**EXERCISE OBJECTIVE:** Return the full set of entries below exactly, leaving every image out.

★ ★ ★ ★

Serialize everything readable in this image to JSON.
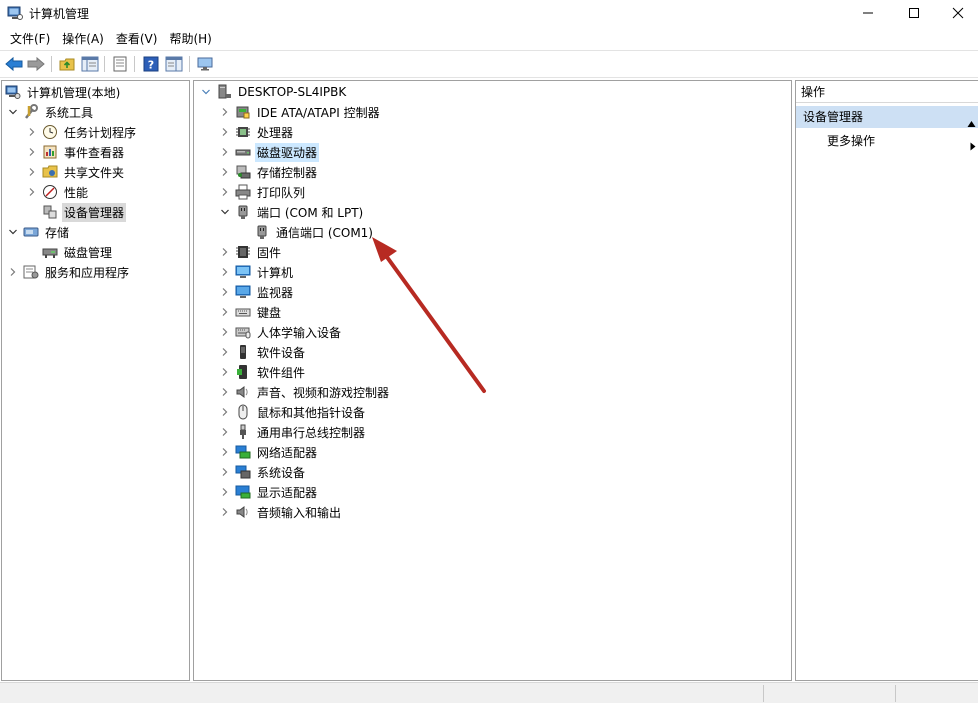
{
  "window": {
    "title": "计算机管理",
    "controls": [
      "minimize",
      "maximize",
      "close"
    ]
  },
  "menubar": {
    "items": [
      "文件(F)",
      "操作(A)",
      "查看(V)",
      "帮助(H)"
    ]
  },
  "toolbar": {
    "buttons": [
      "back-icon",
      "forward-icon",
      "up-folder-icon",
      "show-hide-tree-icon",
      "properties-icon",
      "help-icon",
      "action-pane-icon",
      "monitor-icon"
    ]
  },
  "left_tree": {
    "items": [
      {
        "label": "计算机管理(本地)",
        "icon": "computer-management-icon",
        "level": 0,
        "expander": "none"
      },
      {
        "label": "系统工具",
        "icon": "tools-icon",
        "level": 1,
        "expander": "expanded"
      },
      {
        "label": "任务计划程序",
        "icon": "clock-icon",
        "level": 2,
        "expander": "collapsed"
      },
      {
        "label": "事件查看器",
        "icon": "event-viewer-icon",
        "level": 2,
        "expander": "collapsed"
      },
      {
        "label": "共享文件夹",
        "icon": "shared-folder-icon",
        "level": 2,
        "expander": "collapsed"
      },
      {
        "label": "性能",
        "icon": "performance-icon",
        "level": 2,
        "expander": "collapsed"
      },
      {
        "label": "设备管理器",
        "icon": "device-manager-icon",
        "level": 2,
        "expander": "none",
        "selected": true
      },
      {
        "label": "存储",
        "icon": "storage-icon",
        "level": 1,
        "expander": "expanded"
      },
      {
        "label": "磁盘管理",
        "icon": "disk-management-icon",
        "level": 2,
        "expander": "none"
      },
      {
        "label": "服务和应用程序",
        "icon": "services-icon",
        "level": 1,
        "expander": "collapsed"
      }
    ]
  },
  "device_tree": {
    "root": "DESKTOP-SL4IPBK",
    "items": [
      {
        "label": "IDE ATA/ATAPI 控制器",
        "icon": "ide-controller-icon",
        "expander": "collapsed"
      },
      {
        "label": "处理器",
        "icon": "processor-icon",
        "expander": "collapsed"
      },
      {
        "label": "磁盘驱动器",
        "icon": "disk-drive-icon",
        "expander": "collapsed",
        "highlighted": true
      },
      {
        "label": "存储控制器",
        "icon": "storage-controller-icon",
        "expander": "collapsed"
      },
      {
        "label": "打印队列",
        "icon": "printer-icon",
        "expander": "collapsed"
      },
      {
        "label": "端口 (COM 和 LPT)",
        "icon": "port-icon",
        "expander": "expanded"
      },
      {
        "label": "通信端口 (COM1)",
        "icon": "port-icon",
        "expander": "none",
        "child": true
      },
      {
        "label": "固件",
        "icon": "firmware-icon",
        "expander": "collapsed"
      },
      {
        "label": "计算机",
        "icon": "computer-icon",
        "expander": "collapsed"
      },
      {
        "label": "监视器",
        "icon": "monitor-icon",
        "expander": "collapsed"
      },
      {
        "label": "键盘",
        "icon": "keyboard-icon",
        "expander": "collapsed"
      },
      {
        "label": "人体学输入设备",
        "icon": "hid-icon",
        "expander": "collapsed"
      },
      {
        "label": "软件设备",
        "icon": "software-device-icon",
        "expander": "collapsed"
      },
      {
        "label": "软件组件",
        "icon": "software-component-icon",
        "expander": "collapsed"
      },
      {
        "label": "声音、视频和游戏控制器",
        "icon": "speaker-icon",
        "expander": "collapsed"
      },
      {
        "label": "鼠标和其他指针设备",
        "icon": "mouse-icon",
        "expander": "collapsed"
      },
      {
        "label": "通用串行总线控制器",
        "icon": "usb-icon",
        "expander": "collapsed"
      },
      {
        "label": "网络适配器",
        "icon": "network-adapter-icon",
        "expander": "collapsed"
      },
      {
        "label": "系统设备",
        "icon": "system-device-icon",
        "expander": "collapsed"
      },
      {
        "label": "显示适配器",
        "icon": "display-adapter-icon",
        "expander": "collapsed"
      },
      {
        "label": "音频输入和输出",
        "icon": "audio-io-icon",
        "expander": "collapsed"
      }
    ]
  },
  "actions": {
    "header": "操作",
    "section": "设备管理器",
    "more": "更多操作"
  },
  "annotation": {
    "color": "#b72a22",
    "target": "通信端口 (COM1)"
  },
  "colors": {
    "selection_gray": "#d9d9d9",
    "highlight_blue": "#cce8ff",
    "actions_section": "#cde0f4"
  }
}
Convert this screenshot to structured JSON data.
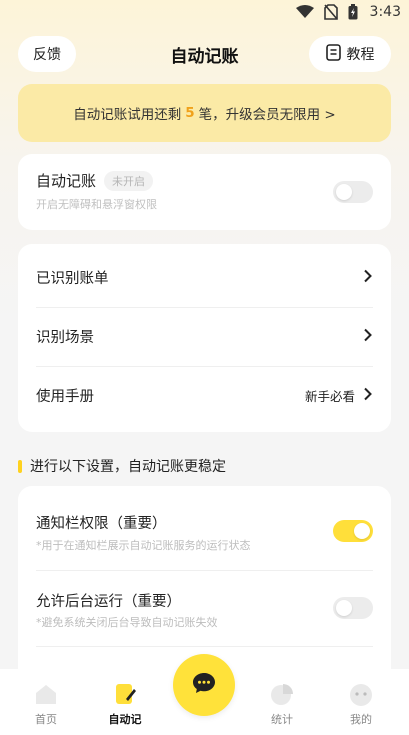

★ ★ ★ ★

**EXERCISE RESULT:**
Serialize everything readable in this image to JSON.
{
  "window": {
    "title": "计算机管理",
    "controls": [
      "minimize",
      "maximize",
      "close"
    ]
  },
  "menubar": {
    "items": [
      "文件(F)",
      "操作(A)",
      "查看(V)",
      "帮助(H)"
    ]
  },
  "toolbar": {
    "buttons": [
      "back-icon",
      "forward-icon",
      "up-folder-icon",
      "show-hide-tree-icon",
      "properties-icon",
      "help-icon",
      "action-pane-icon",
      "monitor-icon"
    ]
  },
  "left_tree": {
    "items": [
      {
        "label": "计算机管理(本地)",
        "icon": "computer-management-icon",
        "level": 0,
        "expander": "none"
      },
      {
        "label": "系统工具",
        "icon": "tools-icon",
        "level": 1,
        "expander": "expanded"
      },
      {
        "label": "任务计划程序",
        "icon": "clock-icon",
        "level": 2,
        "expander": "collapsed"
      },
      {
        "label": "事件查看器",
        "icon": "event-viewer-icon",
        "level": 2,
        "expander": "collapsed"
      },
      {
        "label": "共享文件夹",
        "icon": "shared-folder-icon",
        "level": 2,
        "expander": "collapsed"
      },
      {
        "label": "性能",
        "icon": "performance-icon",
        "level": 2,
        "expander": "collapsed"
      },
      {
        "label": "设备管理器",
        "icon": "device-manager-icon",
        "level": 2,
        "expander": "none",
        "selected": true
      },
      {
        "label": "存储",
        "icon": "storage-icon",
        "level": 1,
        "expander": "expanded"
      },
      {
        "label": "磁盘管理",
        "icon": "disk-management-icon",
        "level": 2,
        "expander": "none"
      },
      {
        "label": "服务和应用程序",
        "icon": "services-icon",
        "level": 1,
        "expander": "collapsed"
      }
    ]
  },
  "device_tree": {
    "root": "DESKTOP-SL4IPBK",
    "items": [
      {
        "label": "IDE ATA/ATAPI 控制器",
        "icon": "ide-controller-icon",
        "expander": "collapsed"
      },
      {
        "label": "处理器",
        "icon": "processor-icon",
        "expander": "collapsed"
      },
      {
        "label": "磁盘驱动器",
        "icon": "disk-drive-icon",
        "expander": "collapsed",
        "highlighted": true
      },
      {
        "label": "存储控制器",
        "icon": "storage-controller-icon",
        "expander": "collapsed"
      },
      {
        "label": "打印队列",
        "icon": "printer-icon",
        "expander": "collapsed"
      },
      {
        "label": "端口 (COM 和 LPT)",
        "icon": "port-icon",
        "expander": "expanded"
      },
      {
        "label": "通信端口 (COM1)",
        "icon": "port-icon",
        "expander": "none",
        "child": true
      },
      {
        "label": "固件",
        "icon": "firmware-icon",
        "expander": "collapsed"
      },
      {
        "label": "计算机",
        "icon": "computer-icon",
        "expander": "collapsed"
      },
      {
        "label": "监视器",
        "icon": "monitor-icon",
        "expander": "collapsed"
      },
      {
        "label": "键盘",
        "icon": "keyboard-icon",
        "expander": "collapsed"
      },
      {
        "label": "人体学输入设备",
        "icon": "hid-icon",
        "expander": "collapsed"
      },
      {
        "label": "软件设备",
        "icon": "software-device-icon",
        "expander": "collapsed"
      },
      {
        "label": "软件组件",
        "icon": "software-component-icon",
        "expander": "collapsed"
      },
      {
        "label": "声音、视频和游戏控制器",
        "icon": "speaker-icon",
        "expander": "collapsed"
      },
      {
        "label": "鼠标和其他指针设备",
        "icon": "mouse-icon",
        "expander": "collapsed"
      },
      {
        "label": "通用串行总线控制器",
        "icon": "usb-icon",
        "expander": "collapsed"
      },
      {
        "label": "网络适配器",
        "icon": "network-adapter-icon",
        "expander": "collapsed"
      },
      {
        "label": "系统设备",
        "icon": "system-device-icon",
        "expander": "collapsed"
      },
      {
        "label": "显示适配器",
        "icon": "display-adapter-icon",
        "expander": "collapsed"
      },
      {
        "label": "音频输入和输出",
        "icon": "audio-io-icon",
        "expander": "collapsed"
      }
    ]
  },
  "actions": {
    "header": "操作",
    "section": "设备管理器",
    "more": "更多操作"
  },
  "annotation": {
    "color": "#b72a22",
    "target": "通信端口 (COM1)"
  },
  "colors": {
    "selection_gray": "#d9d9d9",
    "highlight_blue": "#cce8ff",
    "actions_section": "#cde0f4"
  }
}
Convert this screenshot to structured JSON data.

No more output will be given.